Qwest Communications International Inc. shareholders soundly rejected three proposals Wednesday that would have given them more clout in decisions about executive compensation.
The votes came during the Denver-based telecommunications company's annual meeting, where Chief Executive Officer Dick Notebaert was peppered with questions about salary and bonuses &
including his &
and cuts or caps in benefits for about 49,000 retirees across Qwest's 14-state territory.
The proposals on executive compensation, sponsored by retirees and American Federation of State, County, and Municipal Employees Pension Plan, come as more shareholders are seeking a greater role in deciding how company executives should be paid.
The defeated proposals included a so-called "say for pay" measure that would have allowed a non-binding shareholder vote on executive compensation packages. It was defeated 67 percent to 20 percent with about 14 percent abstaining.
AFSCME Pension Plan, institutional investors and other retiree organizations have pushed the "say for pay" proposal at a number of companies this year. It has been approved by shareholders at some companies, including Verizon Communications Inc., while it has been narrowly defeated at others.
Scott Adams, a spokesman for the AFSCME Pension Plan, said after the meeting that the group would resubmit the proposal next year. "Whenever one-third (of the shareholders) don't agree with the company, it's a pretty strong message," he said.
Before the session began, Adams dressed in a fuzzy yellow chicken suit and stood outside the hotel to promote his cause, at one point chatting with Notebaert.
After greeting shareholders before the meeting, Notebaert stood behind a podium and gave a short speech before he sat on a tall stool and answered question after question, drawing a few chuckles.
At times, however, the give-and-take became almost tense as the queries repeatedly centered on executive compensation, particularly salary, benefits and bonuses that Notebaert received.

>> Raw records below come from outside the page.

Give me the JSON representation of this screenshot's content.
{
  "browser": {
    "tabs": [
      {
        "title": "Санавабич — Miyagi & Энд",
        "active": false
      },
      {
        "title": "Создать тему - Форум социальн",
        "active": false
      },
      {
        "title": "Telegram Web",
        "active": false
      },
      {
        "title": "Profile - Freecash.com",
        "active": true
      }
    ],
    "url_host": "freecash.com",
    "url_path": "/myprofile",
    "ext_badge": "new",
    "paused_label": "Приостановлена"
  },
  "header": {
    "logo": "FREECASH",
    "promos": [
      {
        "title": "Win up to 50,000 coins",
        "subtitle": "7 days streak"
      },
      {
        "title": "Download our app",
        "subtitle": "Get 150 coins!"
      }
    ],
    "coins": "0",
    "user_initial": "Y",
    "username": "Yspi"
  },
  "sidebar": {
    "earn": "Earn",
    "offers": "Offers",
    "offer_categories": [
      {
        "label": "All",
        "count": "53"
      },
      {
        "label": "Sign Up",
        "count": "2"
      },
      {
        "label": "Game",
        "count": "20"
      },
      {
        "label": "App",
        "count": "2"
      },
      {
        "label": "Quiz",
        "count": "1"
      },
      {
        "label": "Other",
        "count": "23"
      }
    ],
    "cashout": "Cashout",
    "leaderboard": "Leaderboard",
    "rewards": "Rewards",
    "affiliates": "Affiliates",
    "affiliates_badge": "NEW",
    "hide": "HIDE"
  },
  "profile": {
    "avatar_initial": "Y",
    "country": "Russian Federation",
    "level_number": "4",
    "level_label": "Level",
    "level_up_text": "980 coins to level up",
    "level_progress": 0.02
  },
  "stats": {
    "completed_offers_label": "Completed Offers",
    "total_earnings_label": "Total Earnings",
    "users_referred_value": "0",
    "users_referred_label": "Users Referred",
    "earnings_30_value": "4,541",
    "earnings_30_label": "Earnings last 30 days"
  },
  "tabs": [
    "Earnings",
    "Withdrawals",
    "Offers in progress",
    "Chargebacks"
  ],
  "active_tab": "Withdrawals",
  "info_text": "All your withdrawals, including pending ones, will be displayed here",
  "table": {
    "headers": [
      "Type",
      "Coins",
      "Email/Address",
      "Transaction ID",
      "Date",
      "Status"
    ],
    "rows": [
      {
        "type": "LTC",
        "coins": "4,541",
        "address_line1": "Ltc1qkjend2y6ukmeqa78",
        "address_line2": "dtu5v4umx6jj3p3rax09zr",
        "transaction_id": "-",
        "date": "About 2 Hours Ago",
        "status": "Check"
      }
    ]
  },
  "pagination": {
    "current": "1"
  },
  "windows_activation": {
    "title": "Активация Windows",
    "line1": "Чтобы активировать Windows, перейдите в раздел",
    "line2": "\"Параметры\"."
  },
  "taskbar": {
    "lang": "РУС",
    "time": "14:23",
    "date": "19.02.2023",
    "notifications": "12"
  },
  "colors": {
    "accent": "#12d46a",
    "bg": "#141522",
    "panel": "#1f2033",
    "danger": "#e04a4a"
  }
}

At one point, shareholder Linda Baggus of Denver asked: "What do you do with those millions of dollars?" Notebaert said profits from options he cashed in December were donated to charity. She asked if he would give that money to retirees instead to pay for life insurance and Notebaert replied, "No."
He also stood by the company's decision to cap some health-care benefits and cut life insurance benefits for retirees to $10,000, saying the company is facing aggressive competition. "It's a different world," he said.
Notebaert said he couldn't discuss the life insurance issues in detail because of a pending lawsuit.
The CEO also said the company did not disclose details about legal fees for former CEO Joe Nacchio, convicted last month of 19 insider trading counts, except that the board is reviewing the guidelines to determine if any of the fees can be recovered. Nacchio's sentencing is set July 27.
In other action, shareholders defeated, 82 percent to 17 percent, a second shareholder measure that would have required the board to establish a policy that required at least 75 percent of future equity compensation for senior executives to be based on performance.
A third proposal would have given shareholders the authority to approve supplemental executive retirement plans or some benefits under the company's non-qualified pension plan. It was defeated 68 percent to 32 percent.
Shareholders approved a management proposal for a restated equity incentive plan, a slate of directors for the next year and the appointment of an independent auditor. They rejected a shareholder request to separate the roles of board chairman and CEO.
Qwest is the primary telephone service provider in 14 states ranging from Minnesota to Washington and south to New Mexico.
Shareholders refuse power over pay